[Opening WORKING DATA section]
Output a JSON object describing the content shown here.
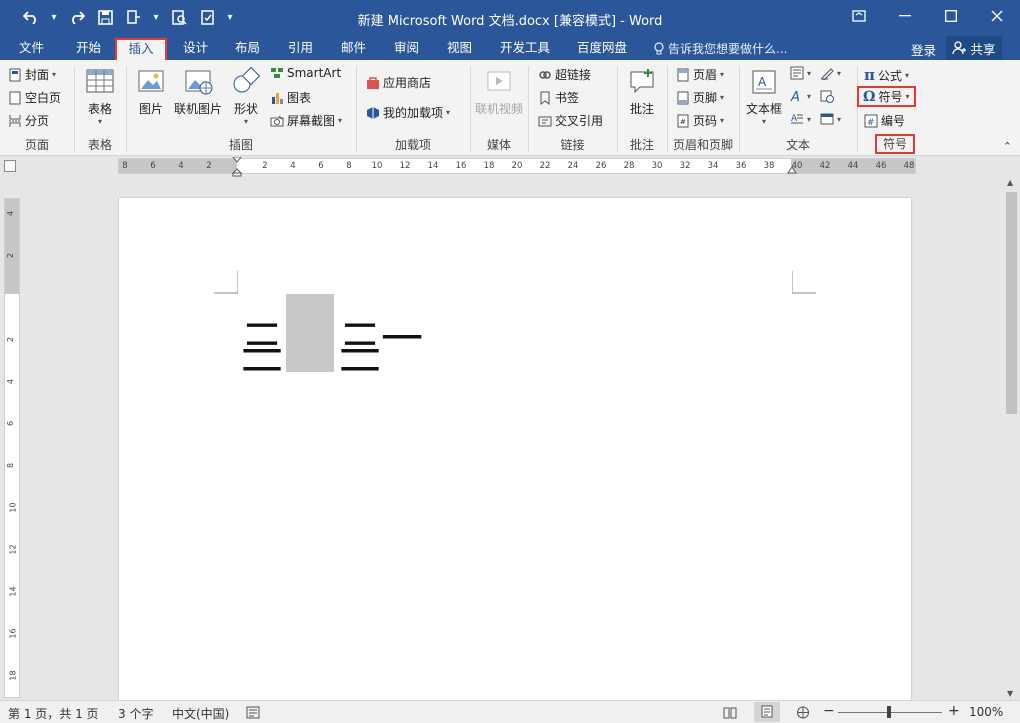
{
  "titlebar": {
    "title": "新建 Microsoft Word 文档.docx [兼容模式] - Word",
    "qat_icons": [
      "undo-icon",
      "redo-icon",
      "save-icon",
      "touch-mode-icon",
      "print-preview-icon",
      "new-doc-icon",
      "customize-icon"
    ],
    "window_controls": [
      "ribbon-display-icon",
      "minimize-icon",
      "maximize-icon",
      "close-icon"
    ]
  },
  "tabs": {
    "file": "文件",
    "home": "开始",
    "insert": "插入",
    "design": "设计",
    "layout": "布局",
    "references": "引用",
    "mailings": "邮件",
    "review": "审阅",
    "view": "视图",
    "developer": "开发工具",
    "baidu": "百度网盘",
    "tell_me": "告诉我您想要做什么...",
    "login": "登录",
    "share": "共享"
  },
  "ribbon": {
    "pages": {
      "cover": "封面",
      "blank": "空白页",
      "break": "分页",
      "group": "页面"
    },
    "tables": {
      "table": "表格",
      "group": "表格"
    },
    "illustrations": {
      "picture": "图片",
      "online_picture": "联机图片",
      "shapes": "形状",
      "smartart": "SmartArt",
      "chart": "图表",
      "screenshot": "屏幕截图",
      "group": "插图"
    },
    "addins": {
      "store": "应用商店",
      "my_addins": "我的加载项",
      "group": "加载项"
    },
    "media": {
      "online_video": "联机视频",
      "group": "媒体"
    },
    "links": {
      "hyperlink": "超链接",
      "bookmark": "书签",
      "crossref": "交叉引用",
      "group": "链接"
    },
    "comments": {
      "comment": "批注",
      "group": "批注"
    },
    "header_footer": {
      "header": "页眉",
      "footer": "页脚",
      "page_number": "页码",
      "group": "页眉和页脚"
    },
    "text": {
      "textbox": "文本框",
      "group": "文本"
    },
    "symbols": {
      "equation": "公式",
      "symbol": "符号",
      "numbering": "编号",
      "group": "符号"
    }
  },
  "ruler": {
    "ticks": [
      "8",
      "6",
      "4",
      "2",
      "",
      "2",
      "4",
      "6",
      "8",
      "10",
      "12",
      "14",
      "16",
      "18",
      "20",
      "22",
      "24",
      "26",
      "28",
      "30",
      "32",
      "34",
      "36",
      "38",
      "40",
      "42",
      "44",
      "46",
      "48"
    ],
    "vticks": [
      "4",
      "2",
      "",
      "2",
      "4",
      "6",
      "8",
      "10",
      "12",
      "14",
      "16",
      "18"
    ]
  },
  "document": {
    "line1_left": "二",
    "line1_right": "二一",
    "line2_left": "二",
    "line2_right": "二"
  },
  "statusbar": {
    "page": "第 1 页，共 1 页",
    "words": "3 个字",
    "language": "中文(中国)",
    "zoom": "100%"
  },
  "colors": {
    "accent": "#2b579a",
    "highlight": "#e53935"
  }
}
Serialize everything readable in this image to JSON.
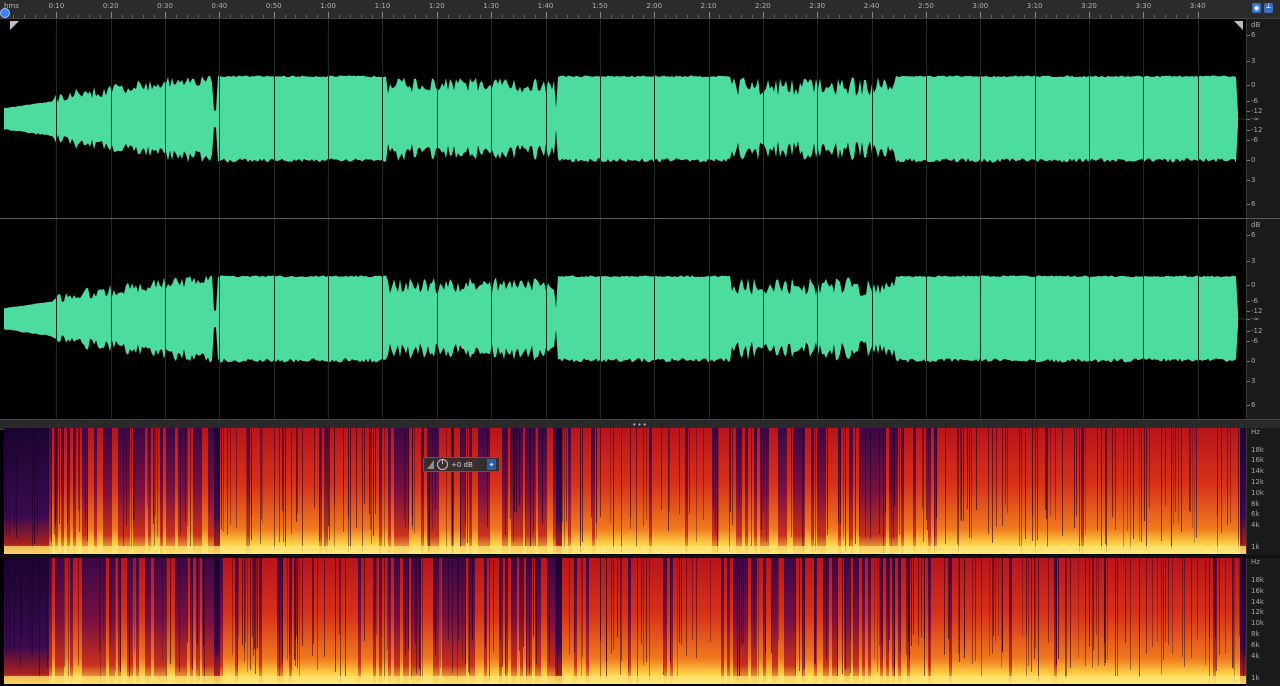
{
  "timeline": {
    "unit_label": "hms",
    "markers": [
      "0:10",
      "0:20",
      "0:30",
      "0:40",
      "0:50",
      "1:00",
      "1:10",
      "1:20",
      "1:30",
      "1:40",
      "1:50",
      "2:00",
      "2:10",
      "2:20",
      "2:30",
      "2:40",
      "2:50",
      "3:00",
      "3:10",
      "3:20",
      "3:30",
      "3:40"
    ]
  },
  "amplitude_scale": {
    "unit": "dB",
    "labels": [
      "6",
      "3",
      "0",
      "-6",
      "-12",
      "-∞",
      "-12",
      "-6",
      "0",
      "3",
      "6"
    ]
  },
  "spectral_scale": {
    "unit": "Hz",
    "labels": [
      "18k",
      "16k",
      "14k",
      "12k",
      "10k",
      "8k",
      "6k",
      "4k",
      "1k"
    ]
  },
  "hud": {
    "volume_value": "+0 dB"
  },
  "colors": {
    "waveform": "#4ddca0",
    "accent": "#3b82f6",
    "spectral_low": "#1a0530",
    "spectral_mid": "#c8201a",
    "spectral_high": "#ffd84a"
  },
  "icons": {
    "playhead": "playhead-marker-icon",
    "hud_level": "level-icon",
    "hud_knob": "volume-knob-icon",
    "hud_pin": "pin-icon"
  }
}
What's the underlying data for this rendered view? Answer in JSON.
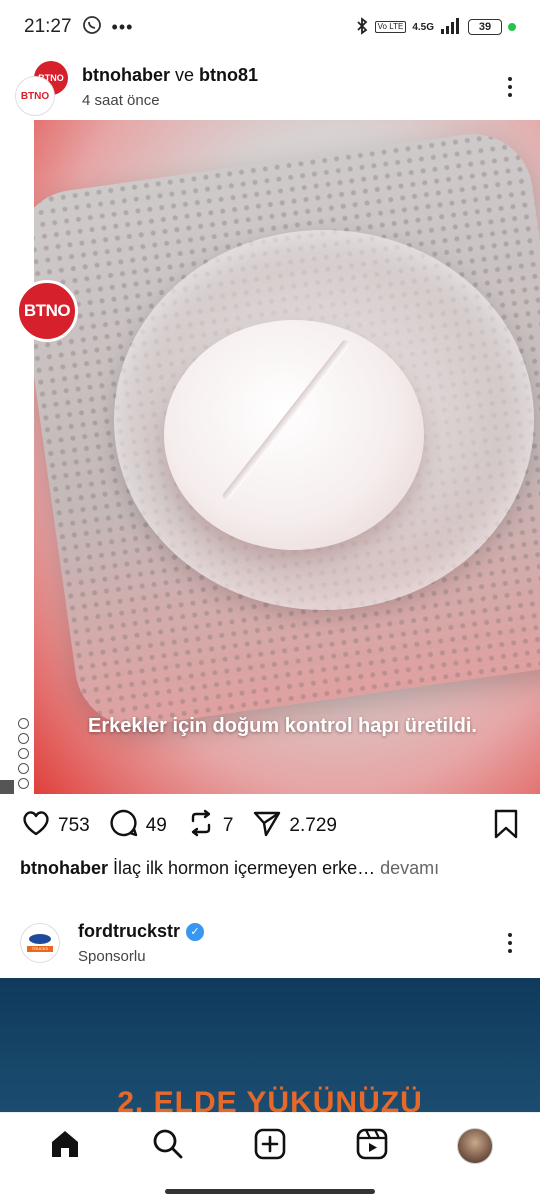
{
  "status_bar": {
    "time": "21:27",
    "network": "4.5G",
    "volte": "Vo LTE",
    "battery": "39"
  },
  "post": {
    "author1": "btnohaber",
    "connector": "ve",
    "author2": "btno81",
    "time": "4 saat önce",
    "avatar_text": "BTNO",
    "image_logo": "BTNO",
    "image_caption": "Erkekler için doğum kontrol hapı üretildi.",
    "likes": "753",
    "comments": "49",
    "reposts": "7",
    "shares": "2.729",
    "caption_user": "btnohaber",
    "caption_text": "İlaç ilk hormon içermeyen erke…",
    "caption_more": "devamı"
  },
  "post2": {
    "author": "fordtruckstr",
    "sponsored": "Sponsorlu",
    "avatar_text": "TRUCKS",
    "image_text": "2. ELDE YÜKÜNÜZÜ"
  },
  "colors": {
    "brand_red": "#d6202c",
    "verified_blue": "#3897f0",
    "ford_orange": "#e7692a"
  }
}
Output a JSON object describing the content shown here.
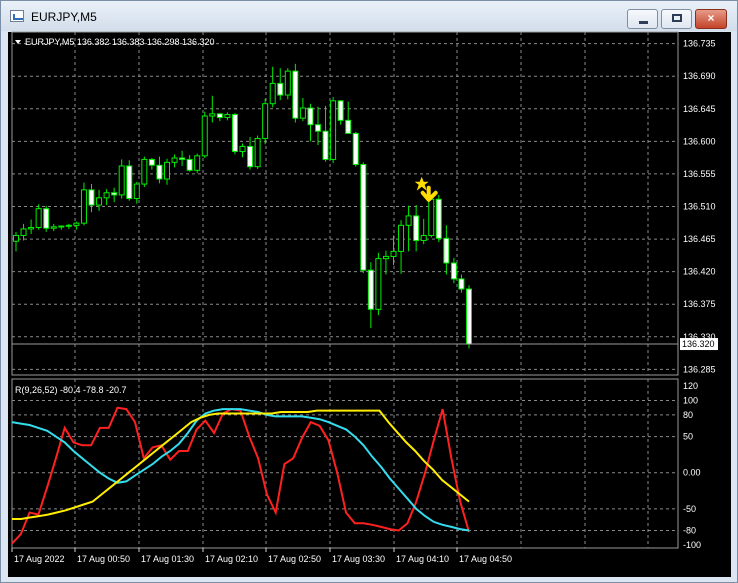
{
  "window": {
    "title": "EURJPY,M5",
    "close_glyph": "×",
    "icons": [
      "chart-window-icon",
      "minimize-icon",
      "maximize-icon",
      "close-icon"
    ]
  },
  "chart_data": {
    "type": "candlestick",
    "symbol_label": "EURJPY,M5",
    "ohlc_label": "136.382 136.383 136.298 136.320",
    "price_axis_ticks": [
      "136.735",
      "136.690",
      "136.645",
      "136.600",
      "136.555",
      "136.510",
      "136.465",
      "136.420",
      "136.375",
      "136.330",
      "136.285"
    ],
    "current_price_label": "136.320",
    "ylim": [
      136.28,
      136.74
    ],
    "indicator_label": "R(9,26,52) -80.4 -78.8 -20.7",
    "indicator_ticks": [
      "120",
      "100",
      "80",
      "50",
      "0.00",
      "-50",
      "-80",
      "-100"
    ],
    "indicator_ylim": [
      -100,
      120
    ],
    "time_ticks": [
      "17 Aug 2022",
      "17 Aug 00:50",
      "17 Aug 01:30",
      "17 Aug 02:10",
      "17 Aug 02:50",
      "17 Aug 03:30",
      "17 Aug 04:10",
      "17 Aug 04:50"
    ],
    "candles": [
      [
        136.462,
        136.475,
        136.448,
        136.47
      ],
      [
        136.47,
        136.486,
        136.463,
        136.479
      ],
      [
        136.479,
        136.492,
        136.472,
        136.481
      ],
      [
        136.481,
        136.513,
        136.478,
        136.507
      ],
      [
        136.507,
        136.511,
        136.475,
        136.48
      ],
      [
        136.48,
        136.486,
        136.476,
        136.482
      ],
      [
        136.482,
        136.484,
        136.478,
        136.483
      ],
      [
        136.483,
        136.486,
        136.479,
        136.484
      ],
      [
        136.484,
        136.489,
        136.478,
        136.487
      ],
      [
        136.487,
        136.543,
        136.484,
        136.533
      ],
      [
        136.533,
        136.541,
        136.502,
        136.512
      ],
      [
        136.512,
        136.533,
        136.504,
        136.522
      ],
      [
        136.522,
        136.534,
        136.512,
        136.529
      ],
      [
        136.529,
        136.536,
        136.516,
        136.526
      ],
      [
        136.526,
        136.575,
        136.521,
        136.566
      ],
      [
        136.566,
        136.574,
        136.518,
        136.521
      ],
      [
        136.521,
        136.544,
        136.514,
        136.541
      ],
      [
        136.541,
        136.579,
        136.537,
        136.575
      ],
      [
        136.575,
        136.577,
        136.561,
        136.567
      ],
      [
        136.567,
        136.579,
        136.542,
        136.548
      ],
      [
        136.548,
        136.576,
        136.54,
        136.571
      ],
      [
        136.571,
        136.582,
        136.564,
        136.577
      ],
      [
        136.577,
        136.587,
        136.566,
        136.575
      ],
      [
        136.575,
        136.581,
        136.558,
        136.56
      ],
      [
        136.56,
        136.583,
        136.556,
        136.58
      ],
      [
        136.58,
        136.641,
        136.577,
        136.635
      ],
      [
        136.635,
        136.663,
        136.626,
        136.638
      ],
      [
        136.638,
        136.639,
        136.628,
        136.633
      ],
      [
        136.633,
        136.64,
        136.629,
        136.637
      ],
      [
        136.637,
        136.639,
        136.582,
        136.586
      ],
      [
        136.586,
        136.597,
        136.578,
        136.593
      ],
      [
        136.593,
        136.606,
        136.561,
        136.565
      ],
      [
        136.565,
        136.608,
        136.562,
        136.604
      ],
      [
        136.604,
        136.659,
        136.596,
        136.652
      ],
      [
        136.652,
        136.703,
        136.647,
        136.68
      ],
      [
        136.68,
        136.701,
        136.657,
        136.664
      ],
      [
        136.664,
        136.701,
        136.658,
        136.697
      ],
      [
        136.697,
        136.707,
        136.626,
        136.632
      ],
      [
        136.632,
        136.66,
        136.628,
        136.646
      ],
      [
        136.646,
        136.652,
        136.6,
        136.623
      ],
      [
        136.623,
        136.648,
        136.595,
        136.614
      ],
      [
        136.614,
        136.649,
        136.572,
        136.575
      ],
      [
        136.575,
        136.661,
        136.57,
        136.656
      ],
      [
        136.656,
        136.657,
        136.623,
        136.629
      ],
      [
        136.629,
        136.655,
        136.611,
        136.611
      ],
      [
        136.611,
        136.613,
        136.565,
        136.568
      ],
      [
        136.568,
        136.571,
        136.418,
        136.422
      ],
      [
        136.422,
        136.433,
        136.342,
        136.368
      ],
      [
        136.368,
        136.446,
        136.36,
        136.438
      ],
      [
        136.438,
        136.449,
        136.416,
        136.441
      ],
      [
        136.441,
        136.47,
        136.429,
        136.448
      ],
      [
        136.448,
        136.491,
        136.417,
        136.484
      ],
      [
        136.484,
        136.511,
        136.448,
        136.497
      ],
      [
        136.497,
        136.512,
        136.448,
        136.463
      ],
      [
        136.463,
        136.493,
        136.458,
        136.47
      ],
      [
        136.47,
        136.525,
        136.467,
        136.52
      ],
      [
        136.52,
        136.526,
        136.461,
        136.466
      ],
      [
        136.466,
        136.484,
        136.416,
        136.432
      ],
      [
        136.432,
        136.439,
        136.404,
        136.41
      ],
      [
        136.41,
        136.416,
        136.391,
        136.396
      ],
      [
        136.396,
        136.401,
        136.314,
        136.32
      ]
    ],
    "signal_marker_index": 54,
    "series": [
      {
        "color": "#ff2020",
        "values": [
          -98,
          -85,
          -55,
          -58,
          -20,
          20,
          62,
          42,
          38,
          38,
          62,
          62,
          90,
          88,
          70,
          20,
          35,
          38,
          18,
          30,
          30,
          60,
          72,
          55,
          82,
          88,
          86,
          50,
          20,
          -30,
          -55,
          12,
          20,
          48,
          70,
          65,
          45,
          0,
          -55,
          -70,
          -70,
          -72,
          -75,
          -78,
          -80,
          -70,
          -40,
          0,
          45,
          88,
          20,
          -40,
          -82
        ]
      },
      {
        "color": "#33ddee",
        "values": [
          70,
          68,
          66,
          62,
          58,
          50,
          42,
          30,
          20,
          10,
          0,
          -8,
          -14,
          -12,
          -4,
          4,
          12,
          22,
          30,
          40,
          55,
          72,
          82,
          86,
          88,
          88,
          88,
          86,
          84,
          80,
          78,
          78,
          78,
          78,
          76,
          74,
          70,
          65,
          60,
          50,
          38,
          22,
          8,
          -8,
          -22,
          -36,
          -50,
          -60,
          -68,
          -72,
          -75,
          -78,
          -80
        ]
      },
      {
        "color": "#ffee00",
        "values": [
          -64,
          -64,
          -62,
          -60,
          -58,
          -55,
          -52,
          -48,
          -44,
          -40,
          -30,
          -20,
          -10,
          0,
          10,
          20,
          30,
          40,
          50,
          60,
          70,
          76,
          80,
          82,
          82,
          82,
          82,
          82,
          82,
          82,
          84,
          84,
          84,
          84,
          86,
          86,
          86,
          86,
          86,
          86,
          86,
          86,
          70,
          56,
          42,
          30,
          16,
          4,
          -10,
          -20,
          -30,
          -40
        ]
      }
    ]
  }
}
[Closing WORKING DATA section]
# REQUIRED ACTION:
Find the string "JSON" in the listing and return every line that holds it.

# REPLY TO THE EXERCISE:
Output a JSON object describing the content shown here.
Serialize everything readable in this image to JSON.
What's the underlying data for this rendered view? Answer in JSON.
Output a JSON object describing the content shown here.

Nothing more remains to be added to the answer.